**Description of the task**.
Copy out each line of the material that includes the word "marked".

**Data shown**.
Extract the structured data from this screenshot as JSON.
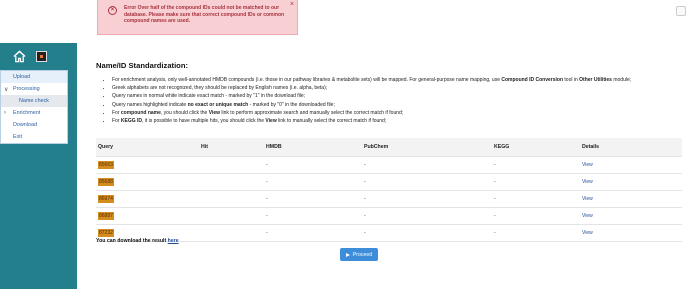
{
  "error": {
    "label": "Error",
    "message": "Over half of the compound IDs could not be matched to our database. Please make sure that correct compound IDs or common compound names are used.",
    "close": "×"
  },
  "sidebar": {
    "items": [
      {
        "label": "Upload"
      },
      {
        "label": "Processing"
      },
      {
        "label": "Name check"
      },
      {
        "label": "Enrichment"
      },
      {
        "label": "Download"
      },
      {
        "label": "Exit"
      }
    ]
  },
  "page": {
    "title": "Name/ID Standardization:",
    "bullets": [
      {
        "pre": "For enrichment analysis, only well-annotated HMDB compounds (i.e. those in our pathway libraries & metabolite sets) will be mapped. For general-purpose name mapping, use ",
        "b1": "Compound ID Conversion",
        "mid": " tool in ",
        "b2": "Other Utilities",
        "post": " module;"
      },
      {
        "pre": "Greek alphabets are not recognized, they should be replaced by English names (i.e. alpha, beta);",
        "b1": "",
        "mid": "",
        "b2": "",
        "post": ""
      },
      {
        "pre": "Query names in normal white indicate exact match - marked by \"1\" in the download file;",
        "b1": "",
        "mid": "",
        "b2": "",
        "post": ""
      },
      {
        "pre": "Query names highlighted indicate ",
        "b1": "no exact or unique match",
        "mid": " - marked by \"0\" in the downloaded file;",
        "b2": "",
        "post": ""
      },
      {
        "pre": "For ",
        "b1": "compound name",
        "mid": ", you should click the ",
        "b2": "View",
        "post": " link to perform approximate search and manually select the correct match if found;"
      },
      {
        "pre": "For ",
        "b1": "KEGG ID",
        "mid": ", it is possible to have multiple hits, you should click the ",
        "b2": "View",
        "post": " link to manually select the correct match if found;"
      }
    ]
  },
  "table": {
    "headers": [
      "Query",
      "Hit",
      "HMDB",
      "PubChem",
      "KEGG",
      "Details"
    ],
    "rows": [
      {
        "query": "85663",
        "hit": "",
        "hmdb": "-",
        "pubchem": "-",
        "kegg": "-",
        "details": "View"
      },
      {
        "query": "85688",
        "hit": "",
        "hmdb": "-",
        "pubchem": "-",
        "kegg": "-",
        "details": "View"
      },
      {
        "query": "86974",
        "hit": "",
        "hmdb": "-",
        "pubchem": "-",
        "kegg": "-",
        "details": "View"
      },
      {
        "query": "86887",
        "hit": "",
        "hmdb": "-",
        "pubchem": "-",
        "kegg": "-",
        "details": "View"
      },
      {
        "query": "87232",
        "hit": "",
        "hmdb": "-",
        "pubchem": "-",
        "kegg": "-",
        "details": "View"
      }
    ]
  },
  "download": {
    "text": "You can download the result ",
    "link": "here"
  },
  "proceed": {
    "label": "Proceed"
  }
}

**Result of this task**.
        "pre": "Query names in normal white indicate exact match - marked by \"1\" in the download file;",
        "mid": " - marked by \"0\" in the downloaded file;",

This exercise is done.